Performance is pretty good: WTH measured the recession velocity of neutral hydrogen to within 20 km/s, which isn’t bad for something cobbled together from scrap. We’ve seen plenty of DIY hydrogen line observatories before, but WTH probably wins the “get on the air tonight” award.

Thanks to [Heinz-Bernd Eggenstein] for the tip.

The Dipole Antenna Isn’t As Simple As It Appears

Dipole antennas are easy, right? Just follow the formula, cut two pieces of wire, attach your feedline, and you’re on the air.  But then again, maybe not. You’re always advised to cut the legs a little long so you can trim to the right length, but why? Shouldn’t the math just be right? And what difference does wire choice make on the antenna’s characteristics? The simple dipole isn’t really that simple at all.
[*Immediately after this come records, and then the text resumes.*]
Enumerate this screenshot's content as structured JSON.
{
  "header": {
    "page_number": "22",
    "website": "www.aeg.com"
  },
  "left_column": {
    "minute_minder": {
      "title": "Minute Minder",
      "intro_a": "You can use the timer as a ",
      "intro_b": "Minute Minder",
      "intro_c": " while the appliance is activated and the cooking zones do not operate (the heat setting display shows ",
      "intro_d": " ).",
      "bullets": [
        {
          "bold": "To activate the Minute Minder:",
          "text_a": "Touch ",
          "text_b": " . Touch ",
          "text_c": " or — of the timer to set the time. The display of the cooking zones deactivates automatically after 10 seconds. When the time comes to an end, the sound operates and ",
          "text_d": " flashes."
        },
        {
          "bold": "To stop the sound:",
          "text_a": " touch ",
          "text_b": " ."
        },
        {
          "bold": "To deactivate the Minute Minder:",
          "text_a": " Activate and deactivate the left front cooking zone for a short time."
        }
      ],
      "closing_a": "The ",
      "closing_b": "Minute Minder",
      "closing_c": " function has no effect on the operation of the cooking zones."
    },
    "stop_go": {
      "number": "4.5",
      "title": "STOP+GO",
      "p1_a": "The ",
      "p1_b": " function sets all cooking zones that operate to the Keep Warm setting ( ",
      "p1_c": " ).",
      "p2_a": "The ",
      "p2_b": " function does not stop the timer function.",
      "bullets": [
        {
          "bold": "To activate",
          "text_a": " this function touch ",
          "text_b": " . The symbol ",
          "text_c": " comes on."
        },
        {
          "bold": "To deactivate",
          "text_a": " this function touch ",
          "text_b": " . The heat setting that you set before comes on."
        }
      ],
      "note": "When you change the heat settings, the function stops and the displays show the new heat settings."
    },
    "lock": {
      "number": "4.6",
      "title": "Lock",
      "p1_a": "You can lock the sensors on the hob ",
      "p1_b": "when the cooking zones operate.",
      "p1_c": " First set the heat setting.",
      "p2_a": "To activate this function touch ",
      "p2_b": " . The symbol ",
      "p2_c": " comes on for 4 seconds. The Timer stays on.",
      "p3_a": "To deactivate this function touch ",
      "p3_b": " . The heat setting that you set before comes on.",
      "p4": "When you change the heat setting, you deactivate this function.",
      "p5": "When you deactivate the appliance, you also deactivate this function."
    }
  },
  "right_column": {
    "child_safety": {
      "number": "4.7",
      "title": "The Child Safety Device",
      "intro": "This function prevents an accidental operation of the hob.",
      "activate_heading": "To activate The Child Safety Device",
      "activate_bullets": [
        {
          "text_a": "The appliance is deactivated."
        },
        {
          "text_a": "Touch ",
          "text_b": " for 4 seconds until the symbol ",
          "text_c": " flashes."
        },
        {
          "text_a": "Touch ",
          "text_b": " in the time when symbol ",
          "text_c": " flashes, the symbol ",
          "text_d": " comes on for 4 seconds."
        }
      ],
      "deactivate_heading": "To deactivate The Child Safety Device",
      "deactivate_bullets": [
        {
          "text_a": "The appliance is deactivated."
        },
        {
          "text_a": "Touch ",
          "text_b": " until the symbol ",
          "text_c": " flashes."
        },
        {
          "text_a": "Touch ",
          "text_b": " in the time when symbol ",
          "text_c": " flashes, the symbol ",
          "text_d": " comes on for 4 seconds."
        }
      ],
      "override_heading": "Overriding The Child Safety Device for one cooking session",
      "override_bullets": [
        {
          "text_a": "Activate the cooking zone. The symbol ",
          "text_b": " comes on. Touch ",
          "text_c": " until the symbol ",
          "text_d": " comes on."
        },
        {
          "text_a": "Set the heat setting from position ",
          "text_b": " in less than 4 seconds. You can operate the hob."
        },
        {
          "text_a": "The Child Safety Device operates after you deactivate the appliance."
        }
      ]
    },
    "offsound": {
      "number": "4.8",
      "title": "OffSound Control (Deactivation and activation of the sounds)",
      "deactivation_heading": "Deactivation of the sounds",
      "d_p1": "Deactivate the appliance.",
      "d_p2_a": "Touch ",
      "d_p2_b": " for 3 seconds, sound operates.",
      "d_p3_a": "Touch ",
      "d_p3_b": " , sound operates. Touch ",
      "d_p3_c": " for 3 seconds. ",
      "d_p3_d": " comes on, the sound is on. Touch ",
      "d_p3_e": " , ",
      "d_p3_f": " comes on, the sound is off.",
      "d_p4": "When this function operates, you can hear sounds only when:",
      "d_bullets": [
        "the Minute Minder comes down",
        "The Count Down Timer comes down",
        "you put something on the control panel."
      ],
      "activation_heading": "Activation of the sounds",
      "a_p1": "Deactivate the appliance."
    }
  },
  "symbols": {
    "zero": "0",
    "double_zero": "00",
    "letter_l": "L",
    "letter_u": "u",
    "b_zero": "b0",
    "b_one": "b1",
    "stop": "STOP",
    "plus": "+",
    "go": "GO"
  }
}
If you’ve got antenna questions, check out [FesZ]’s new video on resonant dipoles, which is a deep dive into some of the mysteries of the humble dipole. In true [FesZ] fashion, he starts with simulations of various dipole configurations ranging from the ideal case — a lossless conductor in free space with as close to zero diameter conductors as the MMANA antenna simulator can support — and gradually build up to more practical designs. Continue reading “The Dipole Antenna Isn’t As Simple As It Appears”

A Cheap Dipole Antenna From An Extension Cord

Dipoles are a classic builder’s antenna, after all they are usually little more than two pieces of wire and a feedline. But as [Rob] shows us in the video below, there are a few things to consider.

The first thing is where to get the wire. A damaged extension cord donated the wire. That’s actually an interesting idea because you get multiple wires the same length inside the extension cord.  Continue reading “A Cheap Dipole Antenna From An Extension Cord”

Capstan Winch Central To This All-Band Adjustable Dipole Antenna

The perfect antenna is the holy grail of amateur radio. But antenna tuning is a game of inches, and since the optimum length of an antenna depends on the frequency it’s used on, the mere act of spinning the dial means that every antenna design is a compromise. Or perhaps not, if you build this infinitely adjustable capstan-winch dipole antenna.

Dipoles are generally built to resonate around the center frequency of one band, and with allocations ranging almost from “DC to daylight”, hams often end up with a forest of dipoles. [AD0MZ]’s adjustable dipole solves that problem, making the antenna usable from the 80-meter band down to 10 meters. To accomplish this feat it uses something familiar to any sailor: a capstan winch.

The feedpoint of the antenna contains a pair of 3D-printed drums, each wound with a loop of tinned 18-gauge antenna wire attached to some Dacron cord. These make up the adjustable-length elements of the antenna, which are strung through pulleys suspended in trees about 40 meters apart. Inside the feedpoint enclosure are brushes from an electric drill to connect the elements to a 1:1 balun and a stepper motor to run the winch. As the wire pays out of one spool, the Dacron cord is taken up by the other; the same thing happens on the other side of the antenna, resulting in a balanced configuration.

We think this is a really clever design that should make many a ham happy across the bands. We even see how this could be adapted to other antenna configurations, like the end-fed halfwave we recently featured in our “$50 Ham” series.

Dipole Antenna Is Off Balance

A dipole antenna is easy, right? Two wires, each a quarter wavelength long, emanate from a coax or other feedline. Unless it is an off-center dipole. The length is still the same, but you move the feed point to a different part. [KB9VBR] explains how this changes the antenna’s impedance from the nominal 70 ohms of a standard dipole.

Why would you want to do that? The trick is to find a feed point that has acceptable impedance on multiple ham radio bands. Most automatic tuners can handle a certain range of mismatch so using an antenna like this with a tuner can allow one antenna to serve multiple bands with no traps or switches.

Continue reading “Dipole Antenna Is Off Balance”